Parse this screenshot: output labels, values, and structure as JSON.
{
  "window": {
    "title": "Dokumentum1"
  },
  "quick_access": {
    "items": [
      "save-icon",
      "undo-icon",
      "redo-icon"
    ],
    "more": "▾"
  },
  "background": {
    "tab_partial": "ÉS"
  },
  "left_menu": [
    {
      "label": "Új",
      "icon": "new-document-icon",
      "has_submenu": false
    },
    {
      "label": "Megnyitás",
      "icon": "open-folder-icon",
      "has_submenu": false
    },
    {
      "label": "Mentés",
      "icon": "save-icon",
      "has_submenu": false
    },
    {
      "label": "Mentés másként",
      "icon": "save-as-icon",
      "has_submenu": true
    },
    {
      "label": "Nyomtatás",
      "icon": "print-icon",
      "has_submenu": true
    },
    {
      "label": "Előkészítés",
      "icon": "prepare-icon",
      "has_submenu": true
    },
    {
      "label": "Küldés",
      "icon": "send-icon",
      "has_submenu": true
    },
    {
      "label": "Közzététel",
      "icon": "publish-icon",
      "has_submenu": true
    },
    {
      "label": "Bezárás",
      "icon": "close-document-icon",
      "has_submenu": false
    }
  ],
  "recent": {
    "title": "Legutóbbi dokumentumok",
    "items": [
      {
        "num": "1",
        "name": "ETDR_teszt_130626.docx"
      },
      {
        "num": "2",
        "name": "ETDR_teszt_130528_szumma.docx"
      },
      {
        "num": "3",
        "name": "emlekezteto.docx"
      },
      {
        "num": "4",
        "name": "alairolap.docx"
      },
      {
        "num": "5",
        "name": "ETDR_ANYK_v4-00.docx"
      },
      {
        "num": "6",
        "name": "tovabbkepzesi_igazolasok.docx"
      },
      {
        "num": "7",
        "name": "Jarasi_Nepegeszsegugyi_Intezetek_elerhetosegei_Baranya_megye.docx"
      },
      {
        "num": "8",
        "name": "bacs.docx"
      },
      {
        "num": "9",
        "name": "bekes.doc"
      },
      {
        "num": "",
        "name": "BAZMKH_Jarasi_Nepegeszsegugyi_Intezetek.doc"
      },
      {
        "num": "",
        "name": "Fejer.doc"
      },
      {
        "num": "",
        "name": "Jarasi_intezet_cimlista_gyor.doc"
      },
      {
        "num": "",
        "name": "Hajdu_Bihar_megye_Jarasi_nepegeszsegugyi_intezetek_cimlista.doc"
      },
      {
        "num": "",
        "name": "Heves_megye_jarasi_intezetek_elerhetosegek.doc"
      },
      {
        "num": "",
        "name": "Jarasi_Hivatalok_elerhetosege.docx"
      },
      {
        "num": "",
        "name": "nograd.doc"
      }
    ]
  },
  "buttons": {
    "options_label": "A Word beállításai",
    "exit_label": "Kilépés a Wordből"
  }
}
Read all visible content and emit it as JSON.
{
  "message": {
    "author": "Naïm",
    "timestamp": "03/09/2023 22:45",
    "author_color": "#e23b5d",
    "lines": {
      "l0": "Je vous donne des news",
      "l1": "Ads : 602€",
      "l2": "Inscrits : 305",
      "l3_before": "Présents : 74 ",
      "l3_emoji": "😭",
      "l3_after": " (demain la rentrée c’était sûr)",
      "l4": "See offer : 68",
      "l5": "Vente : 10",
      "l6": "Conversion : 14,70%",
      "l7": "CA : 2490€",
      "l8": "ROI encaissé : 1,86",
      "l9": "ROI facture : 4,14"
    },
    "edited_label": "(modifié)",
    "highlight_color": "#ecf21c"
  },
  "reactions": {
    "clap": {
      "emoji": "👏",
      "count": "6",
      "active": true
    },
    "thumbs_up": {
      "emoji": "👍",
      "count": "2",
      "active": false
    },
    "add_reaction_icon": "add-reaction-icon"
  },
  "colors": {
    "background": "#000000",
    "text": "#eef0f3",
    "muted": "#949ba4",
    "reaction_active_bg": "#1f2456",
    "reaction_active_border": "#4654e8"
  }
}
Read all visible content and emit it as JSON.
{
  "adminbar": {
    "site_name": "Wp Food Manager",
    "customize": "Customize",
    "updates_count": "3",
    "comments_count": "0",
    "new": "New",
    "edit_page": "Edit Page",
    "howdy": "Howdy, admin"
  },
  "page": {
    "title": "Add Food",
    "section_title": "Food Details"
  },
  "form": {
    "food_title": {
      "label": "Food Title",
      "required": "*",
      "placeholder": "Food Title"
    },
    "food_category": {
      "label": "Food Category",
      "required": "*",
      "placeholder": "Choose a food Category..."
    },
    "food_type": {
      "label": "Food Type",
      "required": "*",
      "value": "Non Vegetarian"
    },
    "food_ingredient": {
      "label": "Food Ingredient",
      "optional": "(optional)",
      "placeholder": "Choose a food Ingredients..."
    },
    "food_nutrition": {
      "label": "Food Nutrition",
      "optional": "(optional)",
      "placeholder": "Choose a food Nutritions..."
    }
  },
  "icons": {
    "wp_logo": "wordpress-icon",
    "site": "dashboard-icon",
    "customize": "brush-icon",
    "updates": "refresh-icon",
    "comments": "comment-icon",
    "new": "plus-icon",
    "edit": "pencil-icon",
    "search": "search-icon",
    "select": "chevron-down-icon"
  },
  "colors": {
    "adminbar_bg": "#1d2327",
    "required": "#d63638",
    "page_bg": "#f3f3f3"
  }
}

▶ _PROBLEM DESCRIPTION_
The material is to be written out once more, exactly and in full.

▶ _TASK ANSWER_
Parse this screenshot: output labels, values, and structure as JSON.
{
  "window": {
    "title": "Dokumentum1"
  },
  "quick_access": {
    "items": [
      "save-icon",
      "undo-icon",
      "redo-icon"
    ],
    "more": "▾"
  },
  "background": {
    "tab_partial": "ÉS"
  },
  "left_menu": [
    {
      "label": "Új",
      "icon": "new-document-icon",
      "has_submenu": false
    },
    {
      "label": "Megnyitás",
      "icon": "open-folder-icon",
      "has_submenu": false
    },
    {
      "label": "Mentés",
      "icon": "save-icon",
      "has_submenu": false
    },
    {
      "label": "Mentés másként",
      "icon": "save-as-icon",
      "has_submenu": true
    },
    {
      "label": "Nyomtatás",
      "icon": "print-icon",
      "has_submenu": true
    },
    {
      "label": "Előkészítés",
      "icon": "prepare-icon",
      "has_submenu": true
    },
    {
      "label": "Küldés",
      "icon": "send-icon",
      "has_submenu": true
    },
    {
      "label": "Közzététel",
      "icon": "publish-icon",
      "has_submenu": true
    },
    {
      "label": "Bezárás",
      "icon": "close-document-icon",
      "has_submenu": false
    }
  ],
  "recent": {
    "title": "Legutóbbi dokumentumok",
    "items": [
      {
        "num": "1",
        "name": "ETDR_teszt_130626.docx"
      },
      {
        "num": "2",
        "name": "ETDR_teszt_130528_szumma.docx"
      },
      {
        "num": "3",
        "name": "emlekezteto.docx"
      },
      {
        "num": "4",
        "name": "alairolap.docx"
      },
      {
        "num": "5",
        "name": "ETDR_ANYK_v4-00.docx"
      },
      {
        "num": "6",
        "name": "tovabbkepzesi_igazolasok.docx"
      },
      {
        "num": "7",
        "name": "Jarasi_Nepegeszsegugyi_Intezetek_elerhetosegei_Baranya_megye.docx"
      },
      {
        "num": "8",
        "name": "bacs.docx"
      },
      {
        "num": "9",
        "name": "bekes.doc"
      },
      {
        "num": "",
        "name": "BAZMKH_Jarasi_Nepegeszsegugyi_Intezetek.doc"
      },
      {
        "num": "",
        "name": "Fejer.doc"
      },
      {
        "num": "",
        "name": "Jarasi_intezet_cimlista_gyor.doc"
      },
      {
        "num": "",
        "name": "Hajdu_Bihar_megye_Jarasi_nepegeszsegugyi_intezetek_cimlista.doc"
      },
      {
        "num": "",
        "name": "Heves_megye_jarasi_intezetek_elerhetosegek.doc"
      },
      {
        "num": "",
        "name": "Jarasi_Hivatalok_elerhetosege.docx"
      },
      {
        "num": "",
        "name": "nograd.doc"
      }
    ]
  },
  "buttons": {
    "options_label": "A Word beállításai",
    "exit_label": "Kilépés a Wordből"
  }
}
Read all visible content and emit it as JSON.
{
  "message": {
    "author": "Naïm",
    "timestamp": "03/09/2023 22:45",
    "author_color": "#e23b5d",
    "lines": {
      "l0": "Je vous donne des news",
      "l1": "Ads : 602€",
      "l2": "Inscrits : 305",
      "l3_before": "Présents : 74 ",
      "l3_emoji": "😭",
      "l3_after": " (demain la rentrée c’était sûr)",
      "l4": "See offer : 68",
      "l5": "Vente : 10",
      "l6": "Conversion : 14,70%",
      "l7": "CA : 2490€",
      "l8": "ROI encaissé : 1,86",
      "l9": "ROI facture : 4,14"
    },
    "edited_label": "(modifié)",
    "highlight_color": "#ecf21c"
  },
  "reactions": {
    "clap": {
      "emoji": "👏",
      "count": "6",
      "active": true
    },
    "thumbs_up": {
      "emoji": "👍",
      "count": "2",
      "active": false
    },
    "add_reaction_icon": "add-reaction-icon"
  },
  "colors": {
    "background": "#000000",
    "text": "#eef0f3",
    "muted": "#949ba4",
    "reaction_active_bg": "#1f2456",
    "reaction_active_border": "#4654e8"
  }
}
Read all visible content and emit it as JSON.
{
  "adminbar": {
    "site_name": "Wp Food Manager",
    "customize": "Customize",
    "updates_count": "3",
    "comments_count": "0",
    "new": "New",
    "edit_page": "Edit Page",
    "howdy": "Howdy, admin"
  },
  "page": {
    "title": "Add Food",
    "section_title": "Food Details"
  },
  "form": {
    "food_title": {
      "label": "Food Title",
      "required": "*",
      "placeholder": "Food Title"
    },
    "food_category": {
      "label": "Food Category",
      "required": "*",
      "placeholder": "Choose a food Category..."
    },
    "food_type": {
      "label": "Food Type",
      "required": "*",
      "value": "Non Vegetarian"
    },
    "food_ingredient": {
      "label": "Food Ingredient",
      "optional": "(optional)",
      "placeholder": "Choose a food Ingredients..."
    },
    "food_nutrition": {
      "label": "Food Nutrition",
      "optional": "(optional)",
      "placeholder": "Choose a food Nutritions..."
    }
  },
  "icons": {
    "wp_logo": "wordpress-icon",
    "site": "dashboard-icon",
    "customize": "brush-icon",
    "updates": "refresh-icon",
    "comments": "comment-icon",
    "new": "plus-icon",
    "edit": "pencil-icon",
    "search": "search-icon",
    "select": "chevron-down-icon"
  },
  "colors": {
    "adminbar_bg": "#1d2327",
    "required": "#d63638",
    "page_bg": "#f3f3f3"
  }
}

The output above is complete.